**TASK INPUTS**:
= = = =
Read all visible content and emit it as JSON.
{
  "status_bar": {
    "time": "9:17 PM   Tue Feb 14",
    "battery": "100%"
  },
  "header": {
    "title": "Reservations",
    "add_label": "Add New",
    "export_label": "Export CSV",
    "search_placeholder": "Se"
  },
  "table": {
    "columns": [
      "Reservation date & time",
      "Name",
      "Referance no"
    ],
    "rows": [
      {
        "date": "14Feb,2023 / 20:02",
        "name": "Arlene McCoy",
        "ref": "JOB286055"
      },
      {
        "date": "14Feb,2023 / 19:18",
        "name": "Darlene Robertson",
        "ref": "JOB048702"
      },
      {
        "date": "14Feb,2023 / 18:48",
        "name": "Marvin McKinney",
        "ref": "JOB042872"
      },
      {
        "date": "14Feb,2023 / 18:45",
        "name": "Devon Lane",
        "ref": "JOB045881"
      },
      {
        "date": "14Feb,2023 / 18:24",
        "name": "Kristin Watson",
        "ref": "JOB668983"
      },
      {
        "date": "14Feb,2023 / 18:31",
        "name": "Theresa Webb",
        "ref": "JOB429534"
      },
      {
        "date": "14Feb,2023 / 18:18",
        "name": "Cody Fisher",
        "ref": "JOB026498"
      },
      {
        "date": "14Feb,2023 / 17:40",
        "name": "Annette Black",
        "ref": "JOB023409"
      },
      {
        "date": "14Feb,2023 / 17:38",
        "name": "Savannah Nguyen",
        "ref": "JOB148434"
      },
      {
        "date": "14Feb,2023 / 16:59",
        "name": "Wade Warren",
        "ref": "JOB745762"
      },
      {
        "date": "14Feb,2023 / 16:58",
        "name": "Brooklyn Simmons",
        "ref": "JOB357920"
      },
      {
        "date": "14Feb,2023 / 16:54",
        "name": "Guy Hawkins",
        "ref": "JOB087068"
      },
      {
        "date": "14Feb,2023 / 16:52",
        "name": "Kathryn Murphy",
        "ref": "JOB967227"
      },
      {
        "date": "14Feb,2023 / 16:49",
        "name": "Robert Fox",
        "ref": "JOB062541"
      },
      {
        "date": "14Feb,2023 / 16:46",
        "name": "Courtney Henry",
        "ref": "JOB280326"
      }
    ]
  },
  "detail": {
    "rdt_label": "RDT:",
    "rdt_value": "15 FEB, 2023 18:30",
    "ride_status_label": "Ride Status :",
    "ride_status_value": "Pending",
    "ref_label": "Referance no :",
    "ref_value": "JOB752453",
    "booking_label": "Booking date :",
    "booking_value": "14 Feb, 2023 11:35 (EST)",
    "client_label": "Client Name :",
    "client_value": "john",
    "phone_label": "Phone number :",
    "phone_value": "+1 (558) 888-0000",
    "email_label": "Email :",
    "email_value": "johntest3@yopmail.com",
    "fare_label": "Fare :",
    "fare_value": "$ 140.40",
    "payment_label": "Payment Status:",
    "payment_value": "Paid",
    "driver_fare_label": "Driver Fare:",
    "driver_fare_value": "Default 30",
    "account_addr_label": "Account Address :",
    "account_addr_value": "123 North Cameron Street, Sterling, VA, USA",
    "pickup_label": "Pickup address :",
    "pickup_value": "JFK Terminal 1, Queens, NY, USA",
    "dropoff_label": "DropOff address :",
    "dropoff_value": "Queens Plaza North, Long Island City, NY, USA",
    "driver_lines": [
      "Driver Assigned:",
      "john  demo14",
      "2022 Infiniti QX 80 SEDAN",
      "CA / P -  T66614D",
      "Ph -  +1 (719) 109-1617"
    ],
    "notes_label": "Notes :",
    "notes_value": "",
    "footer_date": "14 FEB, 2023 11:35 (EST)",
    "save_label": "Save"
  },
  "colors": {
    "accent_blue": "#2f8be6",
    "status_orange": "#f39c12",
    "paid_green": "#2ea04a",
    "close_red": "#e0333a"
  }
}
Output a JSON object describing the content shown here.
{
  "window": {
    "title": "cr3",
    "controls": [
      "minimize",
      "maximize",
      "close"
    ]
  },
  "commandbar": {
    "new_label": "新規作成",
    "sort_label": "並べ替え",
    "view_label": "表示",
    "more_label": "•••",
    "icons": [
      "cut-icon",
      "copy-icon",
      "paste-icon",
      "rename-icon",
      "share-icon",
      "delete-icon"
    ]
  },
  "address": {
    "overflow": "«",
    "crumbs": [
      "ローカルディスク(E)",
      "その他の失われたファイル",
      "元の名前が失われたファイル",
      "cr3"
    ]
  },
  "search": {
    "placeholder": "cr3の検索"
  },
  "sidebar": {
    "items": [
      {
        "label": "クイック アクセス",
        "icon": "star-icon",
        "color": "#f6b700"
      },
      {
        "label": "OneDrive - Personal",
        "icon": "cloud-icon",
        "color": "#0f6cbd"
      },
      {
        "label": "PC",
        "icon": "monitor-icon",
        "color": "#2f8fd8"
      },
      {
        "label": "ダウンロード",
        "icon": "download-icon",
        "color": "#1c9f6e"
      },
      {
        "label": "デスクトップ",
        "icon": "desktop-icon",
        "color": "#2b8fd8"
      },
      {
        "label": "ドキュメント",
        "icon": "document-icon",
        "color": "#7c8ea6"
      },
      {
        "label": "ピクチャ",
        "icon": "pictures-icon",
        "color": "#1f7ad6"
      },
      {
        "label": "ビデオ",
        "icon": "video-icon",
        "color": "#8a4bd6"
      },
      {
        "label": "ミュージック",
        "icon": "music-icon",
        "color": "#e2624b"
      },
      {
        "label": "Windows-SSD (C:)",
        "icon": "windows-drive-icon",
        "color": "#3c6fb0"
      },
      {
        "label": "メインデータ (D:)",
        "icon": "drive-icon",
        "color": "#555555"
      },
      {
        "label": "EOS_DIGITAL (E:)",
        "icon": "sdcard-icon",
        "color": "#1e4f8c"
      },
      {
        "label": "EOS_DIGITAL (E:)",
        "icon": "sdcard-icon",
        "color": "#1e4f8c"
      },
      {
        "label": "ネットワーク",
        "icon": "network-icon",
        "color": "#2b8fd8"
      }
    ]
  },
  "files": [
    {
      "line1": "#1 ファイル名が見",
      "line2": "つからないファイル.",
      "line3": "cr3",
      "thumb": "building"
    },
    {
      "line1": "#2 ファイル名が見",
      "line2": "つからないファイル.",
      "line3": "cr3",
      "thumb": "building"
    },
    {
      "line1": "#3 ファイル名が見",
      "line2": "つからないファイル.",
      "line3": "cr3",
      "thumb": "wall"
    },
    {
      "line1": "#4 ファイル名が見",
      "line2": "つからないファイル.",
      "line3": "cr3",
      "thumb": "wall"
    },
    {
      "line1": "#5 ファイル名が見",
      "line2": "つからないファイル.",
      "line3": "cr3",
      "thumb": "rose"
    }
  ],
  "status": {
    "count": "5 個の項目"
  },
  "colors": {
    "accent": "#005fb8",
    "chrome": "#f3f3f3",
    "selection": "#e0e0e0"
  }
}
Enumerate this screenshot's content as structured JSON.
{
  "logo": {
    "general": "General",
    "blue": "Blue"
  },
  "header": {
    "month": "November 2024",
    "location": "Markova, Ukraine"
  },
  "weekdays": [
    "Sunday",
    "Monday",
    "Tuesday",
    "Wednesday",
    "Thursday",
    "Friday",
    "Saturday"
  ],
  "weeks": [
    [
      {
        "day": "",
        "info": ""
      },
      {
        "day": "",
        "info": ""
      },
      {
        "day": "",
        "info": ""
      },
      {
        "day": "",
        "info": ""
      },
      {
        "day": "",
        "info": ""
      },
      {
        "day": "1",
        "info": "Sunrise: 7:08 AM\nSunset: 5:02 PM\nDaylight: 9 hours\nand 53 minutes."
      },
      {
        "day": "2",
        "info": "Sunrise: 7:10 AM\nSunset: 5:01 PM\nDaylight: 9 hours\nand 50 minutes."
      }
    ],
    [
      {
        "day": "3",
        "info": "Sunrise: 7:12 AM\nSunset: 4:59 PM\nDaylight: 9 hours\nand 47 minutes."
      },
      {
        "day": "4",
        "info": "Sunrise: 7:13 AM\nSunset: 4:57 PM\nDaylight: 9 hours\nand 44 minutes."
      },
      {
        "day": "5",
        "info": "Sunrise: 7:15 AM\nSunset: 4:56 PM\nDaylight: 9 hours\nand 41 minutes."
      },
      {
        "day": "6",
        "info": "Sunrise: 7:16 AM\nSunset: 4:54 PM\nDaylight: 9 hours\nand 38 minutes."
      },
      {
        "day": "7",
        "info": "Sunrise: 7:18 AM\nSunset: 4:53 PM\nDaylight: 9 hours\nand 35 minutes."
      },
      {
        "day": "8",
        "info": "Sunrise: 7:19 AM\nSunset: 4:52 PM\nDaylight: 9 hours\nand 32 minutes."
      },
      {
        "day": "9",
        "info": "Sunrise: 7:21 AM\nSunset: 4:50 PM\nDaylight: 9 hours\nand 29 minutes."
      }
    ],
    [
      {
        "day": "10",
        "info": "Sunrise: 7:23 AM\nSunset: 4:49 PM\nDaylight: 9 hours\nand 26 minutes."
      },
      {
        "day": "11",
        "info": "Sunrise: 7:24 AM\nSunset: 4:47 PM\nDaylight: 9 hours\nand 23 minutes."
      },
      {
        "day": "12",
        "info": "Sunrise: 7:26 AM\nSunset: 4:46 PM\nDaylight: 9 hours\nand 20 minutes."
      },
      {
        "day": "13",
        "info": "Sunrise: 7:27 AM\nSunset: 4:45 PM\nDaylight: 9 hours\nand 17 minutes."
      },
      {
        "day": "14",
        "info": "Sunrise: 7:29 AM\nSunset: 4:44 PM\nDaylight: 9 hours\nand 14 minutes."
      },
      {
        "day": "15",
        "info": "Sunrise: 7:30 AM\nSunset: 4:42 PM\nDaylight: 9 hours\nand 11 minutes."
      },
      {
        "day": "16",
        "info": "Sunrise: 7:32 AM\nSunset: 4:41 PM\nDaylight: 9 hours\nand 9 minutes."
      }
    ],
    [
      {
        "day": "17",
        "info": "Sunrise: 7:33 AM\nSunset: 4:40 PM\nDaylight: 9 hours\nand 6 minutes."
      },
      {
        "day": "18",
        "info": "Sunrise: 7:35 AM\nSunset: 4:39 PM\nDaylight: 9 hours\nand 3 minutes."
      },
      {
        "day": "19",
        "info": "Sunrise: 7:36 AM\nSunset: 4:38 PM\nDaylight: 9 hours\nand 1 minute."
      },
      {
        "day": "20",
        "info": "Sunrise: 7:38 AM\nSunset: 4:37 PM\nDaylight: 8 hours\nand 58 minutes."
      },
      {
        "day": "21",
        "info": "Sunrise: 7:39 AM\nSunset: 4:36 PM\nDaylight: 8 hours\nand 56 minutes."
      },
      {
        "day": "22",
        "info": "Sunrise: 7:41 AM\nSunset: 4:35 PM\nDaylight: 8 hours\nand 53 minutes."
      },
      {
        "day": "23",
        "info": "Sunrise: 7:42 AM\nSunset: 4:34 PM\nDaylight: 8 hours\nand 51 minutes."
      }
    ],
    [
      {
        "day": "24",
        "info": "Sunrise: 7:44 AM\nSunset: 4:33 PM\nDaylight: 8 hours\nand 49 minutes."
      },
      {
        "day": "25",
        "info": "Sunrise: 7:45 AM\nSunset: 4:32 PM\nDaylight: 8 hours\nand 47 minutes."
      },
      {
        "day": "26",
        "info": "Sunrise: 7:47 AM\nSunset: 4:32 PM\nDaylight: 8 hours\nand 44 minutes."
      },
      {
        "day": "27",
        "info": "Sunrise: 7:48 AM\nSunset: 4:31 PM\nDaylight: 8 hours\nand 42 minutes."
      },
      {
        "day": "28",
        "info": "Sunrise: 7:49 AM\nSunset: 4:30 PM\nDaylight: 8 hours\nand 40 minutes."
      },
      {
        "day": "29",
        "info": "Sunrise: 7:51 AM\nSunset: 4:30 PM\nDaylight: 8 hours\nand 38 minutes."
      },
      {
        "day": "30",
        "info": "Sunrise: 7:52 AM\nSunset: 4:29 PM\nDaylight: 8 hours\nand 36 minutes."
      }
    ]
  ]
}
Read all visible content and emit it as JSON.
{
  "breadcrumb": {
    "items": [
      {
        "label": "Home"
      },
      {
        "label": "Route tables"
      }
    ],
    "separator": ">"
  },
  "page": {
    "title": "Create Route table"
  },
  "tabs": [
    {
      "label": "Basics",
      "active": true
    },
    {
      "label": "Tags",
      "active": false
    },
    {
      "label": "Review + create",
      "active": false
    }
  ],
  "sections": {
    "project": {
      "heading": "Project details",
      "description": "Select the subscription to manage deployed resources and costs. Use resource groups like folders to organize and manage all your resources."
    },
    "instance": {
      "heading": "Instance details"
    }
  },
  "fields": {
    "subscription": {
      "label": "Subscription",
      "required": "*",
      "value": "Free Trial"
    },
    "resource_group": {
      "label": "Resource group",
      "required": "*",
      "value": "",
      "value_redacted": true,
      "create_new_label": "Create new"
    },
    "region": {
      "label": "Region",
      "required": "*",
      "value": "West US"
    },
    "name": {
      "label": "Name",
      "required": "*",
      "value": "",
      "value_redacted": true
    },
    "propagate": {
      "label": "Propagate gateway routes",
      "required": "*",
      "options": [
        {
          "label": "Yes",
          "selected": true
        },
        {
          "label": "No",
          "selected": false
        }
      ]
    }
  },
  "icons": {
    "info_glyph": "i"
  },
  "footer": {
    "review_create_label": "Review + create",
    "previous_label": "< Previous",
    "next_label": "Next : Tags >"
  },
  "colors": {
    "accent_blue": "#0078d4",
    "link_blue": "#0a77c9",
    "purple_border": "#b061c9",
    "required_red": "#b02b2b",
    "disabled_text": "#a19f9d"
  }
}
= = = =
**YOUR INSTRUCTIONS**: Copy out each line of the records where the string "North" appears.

**WRITTEN ANSWER**:
    "account_addr_value": "123 North Cameron Street, Sterling, VA, USA",
    "dropoff_value": "Queens Plaza North, Long Island City, NY, USA",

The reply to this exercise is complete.